Records drawn from a dataset
=== Section Start ===

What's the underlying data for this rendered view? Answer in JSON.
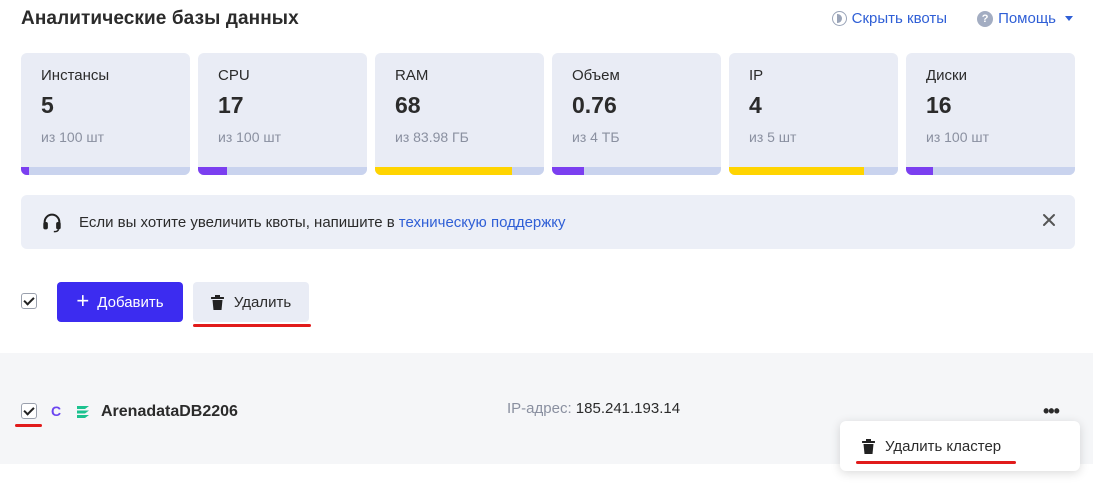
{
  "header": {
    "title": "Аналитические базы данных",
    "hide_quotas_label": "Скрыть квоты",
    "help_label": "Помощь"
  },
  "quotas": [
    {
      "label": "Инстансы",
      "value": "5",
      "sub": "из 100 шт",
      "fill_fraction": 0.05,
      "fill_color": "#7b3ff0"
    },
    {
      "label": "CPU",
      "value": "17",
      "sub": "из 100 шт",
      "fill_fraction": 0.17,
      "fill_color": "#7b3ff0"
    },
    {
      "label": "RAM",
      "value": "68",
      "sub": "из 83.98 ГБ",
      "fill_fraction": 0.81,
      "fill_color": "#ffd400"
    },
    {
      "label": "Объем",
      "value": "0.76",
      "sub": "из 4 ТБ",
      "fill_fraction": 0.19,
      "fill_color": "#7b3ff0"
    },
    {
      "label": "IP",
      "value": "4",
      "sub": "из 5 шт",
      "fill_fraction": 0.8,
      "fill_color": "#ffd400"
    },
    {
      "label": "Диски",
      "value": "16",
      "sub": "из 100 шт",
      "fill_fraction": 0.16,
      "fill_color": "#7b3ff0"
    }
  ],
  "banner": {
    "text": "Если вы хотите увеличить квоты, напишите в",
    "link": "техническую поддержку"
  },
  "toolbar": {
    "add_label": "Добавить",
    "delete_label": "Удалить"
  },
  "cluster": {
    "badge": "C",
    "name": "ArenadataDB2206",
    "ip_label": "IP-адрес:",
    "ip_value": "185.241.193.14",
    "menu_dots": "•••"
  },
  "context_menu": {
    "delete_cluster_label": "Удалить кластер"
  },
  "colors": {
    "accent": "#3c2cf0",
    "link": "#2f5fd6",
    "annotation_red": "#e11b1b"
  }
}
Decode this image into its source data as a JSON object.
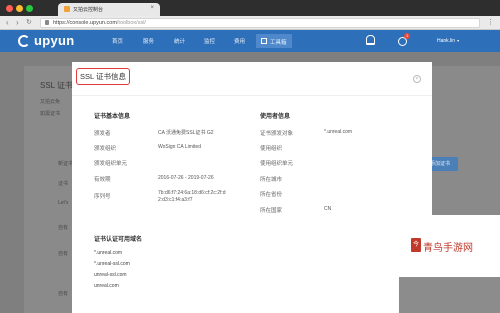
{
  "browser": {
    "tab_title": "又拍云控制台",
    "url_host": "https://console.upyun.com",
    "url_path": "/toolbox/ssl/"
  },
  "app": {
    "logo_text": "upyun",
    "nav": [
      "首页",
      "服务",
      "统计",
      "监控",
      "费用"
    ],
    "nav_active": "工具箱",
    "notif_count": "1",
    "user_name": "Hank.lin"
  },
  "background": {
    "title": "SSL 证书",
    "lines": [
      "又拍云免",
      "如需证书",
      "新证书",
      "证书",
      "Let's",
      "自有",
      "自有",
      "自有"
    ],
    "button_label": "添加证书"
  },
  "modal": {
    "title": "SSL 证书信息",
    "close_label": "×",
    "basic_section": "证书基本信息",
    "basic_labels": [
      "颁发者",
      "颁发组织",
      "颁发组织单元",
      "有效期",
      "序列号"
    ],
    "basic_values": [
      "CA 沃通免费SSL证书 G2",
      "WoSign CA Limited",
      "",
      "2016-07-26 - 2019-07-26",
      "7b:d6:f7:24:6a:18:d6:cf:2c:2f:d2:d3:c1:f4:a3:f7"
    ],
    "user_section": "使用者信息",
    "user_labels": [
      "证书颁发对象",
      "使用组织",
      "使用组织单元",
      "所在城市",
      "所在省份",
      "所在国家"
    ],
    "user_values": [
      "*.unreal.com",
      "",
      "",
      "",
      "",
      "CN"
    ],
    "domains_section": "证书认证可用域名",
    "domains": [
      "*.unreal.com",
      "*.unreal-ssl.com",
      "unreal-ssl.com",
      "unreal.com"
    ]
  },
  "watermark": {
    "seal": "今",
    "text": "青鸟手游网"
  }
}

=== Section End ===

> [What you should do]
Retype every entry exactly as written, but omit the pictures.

> [Answer area]
What's the underlying data for this rendered view? Answer in JSON.
{
  "header": {
    "title": "Аналитические базы данных",
    "hide_quotas_label": "Скрыть квоты",
    "help_label": "Помощь"
  },
  "quotas": [
    {
      "label": "Инстансы",
      "value": "5",
      "sub": "из 100 шт",
      "fill_fraction": 0.05,
      "fill_color": "#7b3ff0"
    },
    {
      "label": "CPU",
      "value": "17",
      "sub": "из 100 шт",
      "fill_fraction": 0.17,
      "fill_color": "#7b3ff0"
    },
    {
      "label": "RAM",
      "value": "68",
      "sub": "из 83.98 ГБ",
      "fill_fraction": 0.81,
      "fill_color": "#ffd400"
    },
    {
      "label": "Объем",
      "value": "0.76",
      "sub": "из 4 ТБ",
      "fill_fraction": 0.19,
      "fill_color": "#7b3ff0"
    },
    {
      "label": "IP",
      "value": "4",
      "sub": "из 5 шт",
      "fill_fraction": 0.8,
      "fill_color": "#ffd400"
    },
    {
      "label": "Диски",
      "value": "16",
      "sub": "из 100 шт",
      "fill_fraction": 0.16,
      "fill_color": "#7b3ff0"
    }
  ],
  "banner": {
    "text": "Если вы хотите увеличить квоты, напишите в",
    "link": "техническую поддержку"
  },
  "toolbar": {
    "add_label": "Добавить",
    "delete_label": "Удалить"
  },
  "cluster": {
    "badge": "C",
    "name": "ArenadataDB2206",
    "ip_label": "IP-адрес:",
    "ip_value": "185.241.193.14",
    "menu_dots": "•••"
  },
  "context_menu": {
    "delete_cluster_label": "Удалить кластер"
  },
  "colors": {
    "accent": "#3c2cf0",
    "link": "#2f5fd6",
    "annotation_red": "#e11b1b"
  }
}
Decode this image into its source data as a JSON object.
{
  "browser": {
    "tab_title": "又拍云控制台",
    "url_host": "https://console.upyun.com",
    "url_path": "/toolbox/ssl/"
  },
  "app": {
    "logo_text": "upyun",
    "nav": [
      "首页",
      "服务",
      "统计",
      "监控",
      "费用"
    ],
    "nav_active": "工具箱",
    "notif_count": "1",
    "user_name": "Hank.lin"
  },
  "background": {
    "title": "SSL 证书",
    "lines": [
      "又拍云免",
      "如需证书",
      "新证书",
      "证书",
      "Let's",
      "自有",
      "自有",
      "自有"
    ],
    "button_label": "添加证书"
  },
  "modal": {
    "title": "SSL 证书信息",
    "close_label": "×",
    "basic_section": "证书基本信息",
    "basic_labels": [
      "颁发者",
      "颁发组织",
      "颁发组织单元",
      "有效期",
      "序列号"
    ],
    "basic_values": [
      "CA 沃通免费SSL证书 G2",
      "WoSign CA Limited",
      "",
      "2016-07-26 - 2019-07-26",
      "7b:d6:f7:24:6a:18:d6:cf:2c:2f:d2:d3:c1:f4:a3:f7"
    ],
    "user_section": "使用者信息",
    "user_labels": [
      "证书颁发对象",
      "使用组织",
      "使用组织单元",
      "所在城市",
      "所在省份",
      "所在国家"
    ],
    "user_values": [
      "*.unreal.com",
      "",
      "",
      "",
      "",
      "CN"
    ],
    "domains_section": "证书认证可用域名",
    "domains": [
      "*.unreal.com",
      "*.unreal-ssl.com",
      "unreal-ssl.com",
      "unreal.com"
    ]
  },
  "watermark": {
    "seal": "今",
    "text": "青鸟手游网"
  }
}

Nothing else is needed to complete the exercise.